Those who have been baptized into Christ’s death no longer live under the law but have been clothed in Christ and made one in him as children and heirs of God’s promise.
Through Galatians 3-4, A Christian missionary who once persecuted the church More further works out the implications of justification for the life of Christians in the world. Now that faith has come, Paul says, there is no more need for the law, because all have become children of God through faith. In language of both promise and imaginative vision, he describes the effects of that new life. To be baptized into Christ is like putting on new clothes that have the power to transform the lives of those wearing them.
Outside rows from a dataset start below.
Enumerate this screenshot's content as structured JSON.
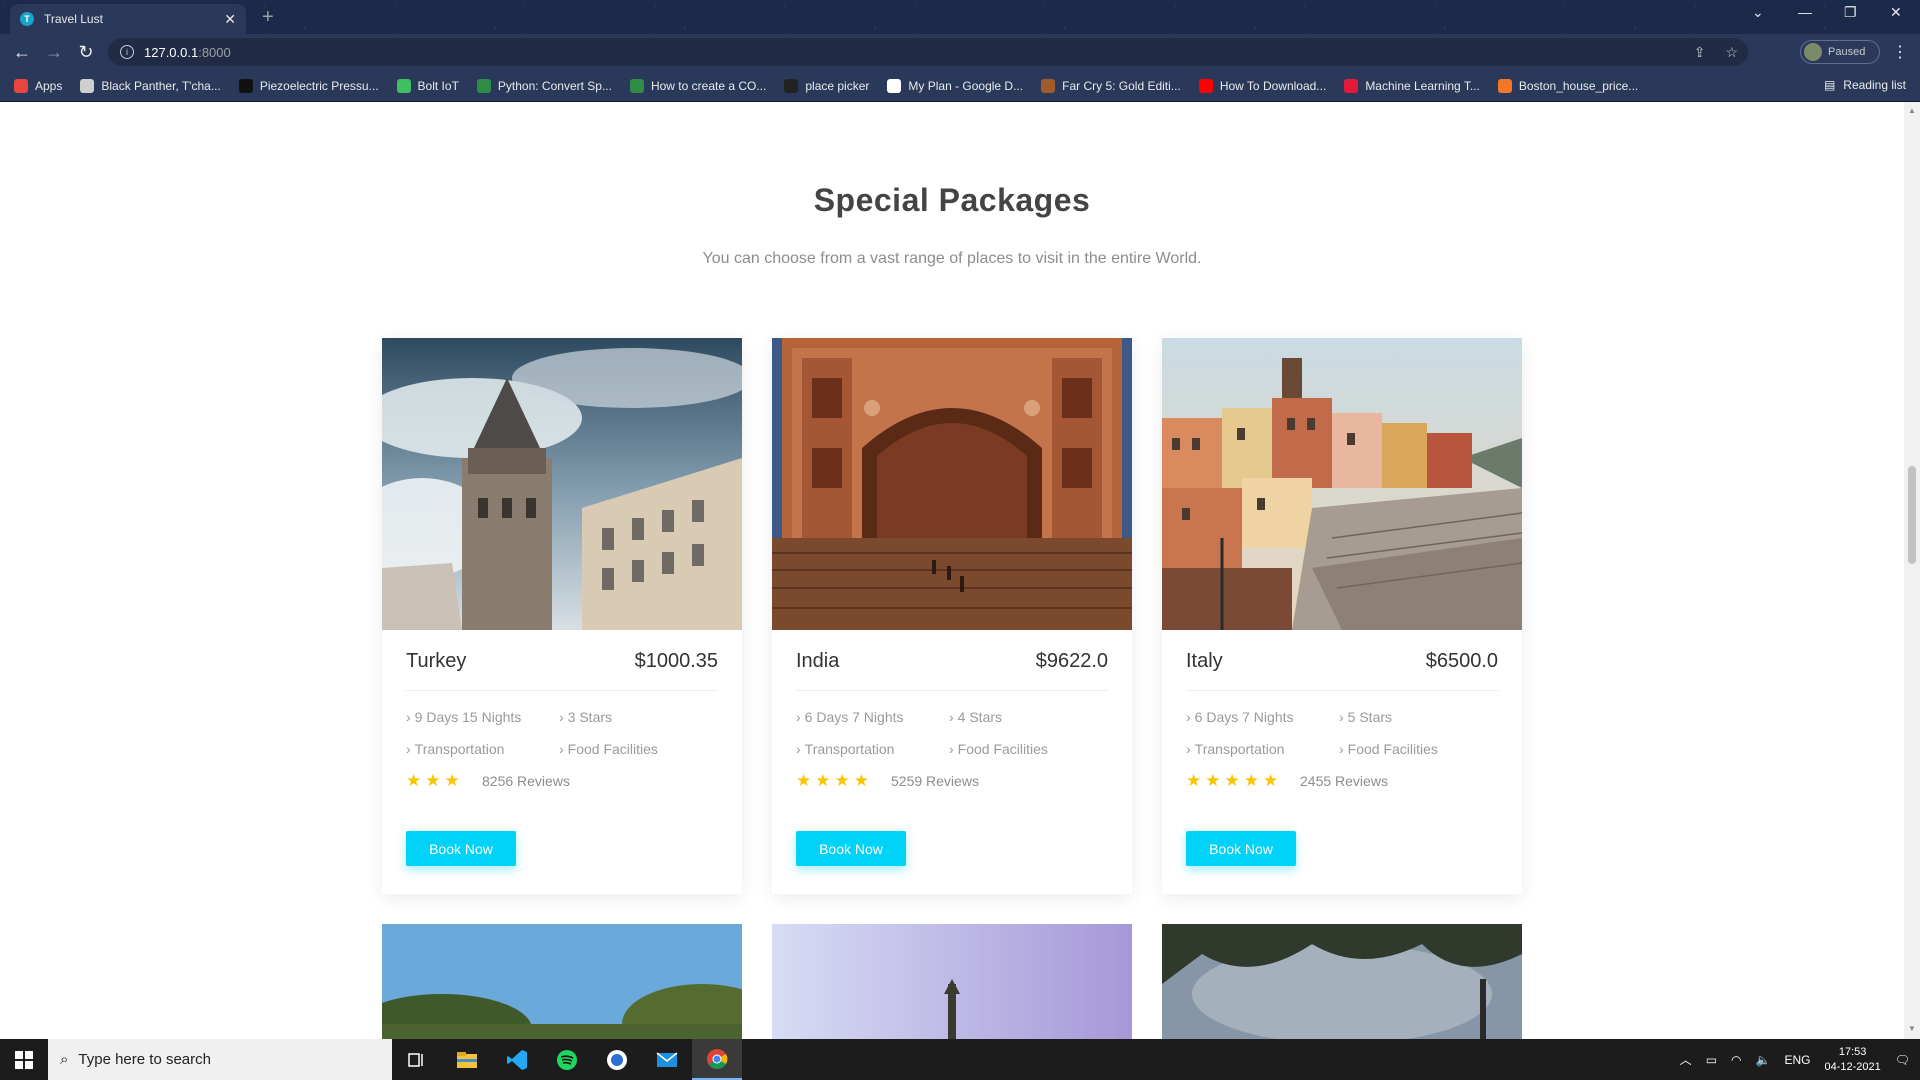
{
  "browser": {
    "tab_title": "Travel Lust",
    "tab_favicon_letter": "T",
    "url_host": "127.0.0.1",
    "url_port": ":8000",
    "profile_status": "Paused"
  },
  "bookmarks": {
    "items": [
      {
        "label": "Apps",
        "icon": "apps-grid-icon",
        "color": "#e8453c"
      },
      {
        "label": "Black Panther, T'cha...",
        "icon": "black-panther-icon",
        "color": "#cfcfcf"
      },
      {
        "label": "Piezoelectric Pressu...",
        "icon": "piezo-icon",
        "color": "#111111"
      },
      {
        "label": "Bolt IoT",
        "icon": "bolt-iot-icon",
        "color": "#3fbf62"
      },
      {
        "label": "Python: Convert Sp...",
        "icon": "geeks-icon",
        "color": "#2f8d46"
      },
      {
        "label": "How to create a CO...",
        "icon": "geeks-icon",
        "color": "#2f8d46"
      },
      {
        "label": "place picker",
        "icon": "github-icon",
        "color": "#222222"
      },
      {
        "label": "My Plan - Google D...",
        "icon": "google-icon",
        "color": "#ffffff"
      },
      {
        "label": "Far Cry 5: Gold Editi...",
        "icon": "farcry-icon",
        "color": "#a05a2c"
      },
      {
        "label": "How To Download...",
        "icon": "youtube-icon",
        "color": "#ff0000"
      },
      {
        "label": "Machine Learning T...",
        "icon": "tesla-icon",
        "color": "#e31937"
      },
      {
        "label": "Boston_house_price...",
        "icon": "notebook-icon",
        "color": "#f37726"
      }
    ],
    "reading_list": "Reading list"
  },
  "section": {
    "title": "Special Packages",
    "subtitle": "You can choose from a vast range of places to visit in the entire World."
  },
  "packages": [
    {
      "country": "Turkey",
      "price": "$1000.35",
      "duration": "9 Days 15 Nights",
      "stars_label": "3 Stars",
      "transport": "Transportation",
      "food": "Food Facilities",
      "rating": 3,
      "stars_glyph": "★★★",
      "reviews": "8256 Reviews",
      "button": "Book Now"
    },
    {
      "country": "India",
      "price": "$9622.0",
      "duration": "6 Days 7 Nights",
      "stars_label": "4 Stars",
      "transport": "Transportation",
      "food": "Food Facilities",
      "rating": 4,
      "stars_glyph": "★★★★",
      "reviews": "5259 Reviews",
      "button": "Book Now"
    },
    {
      "country": "Italy",
      "price": "$6500.0",
      "duration": "6 Days 7 Nights",
      "stars_label": "5 Stars",
      "transport": "Transportation",
      "food": "Food Facilities",
      "rating": 5,
      "stars_glyph": "★★★★★",
      "reviews": "2455 Reviews",
      "button": "Book Now"
    }
  ],
  "colors": {
    "accent": "#00d2f8",
    "star": "#f7c600"
  },
  "taskbar": {
    "search_placeholder": "Type here to search",
    "language": "ENG",
    "time": "17:53",
    "date": "04-12-2021"
  }
}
There is hardly anywhere in Paul’s writings a more forceful or dramatic image of the power and the possibilities of this new life and its implications for community. “There is no longer Jew or Greek, there is no longer slave or free, there is no longer male and female; for all of you are one in Christ Jesus” (verse 28). Perhaps no words in all of Paul’s letters have so disappointed Christians in their failure to be realized and yet have so inspired Christians with the possibility and promise for new visions of human community that is ours in our oneness in Christ through the gift of God’s Grace is the unmerited gift of God's love and acceptance. In Martin Luther's favorite expression from the Apostle Paul, we are saved by grace through faith, which means that God showers grace upon us even though we do not deserve it. More in Jesus was baptized (literally, "dipped") in the Jordan River by John the Baptizer, at which time he was acclaimed from heaven as God's Son, the Beloved. Much later baptism became one of the sacraments of the Church, the action by which a person is incorporated... More.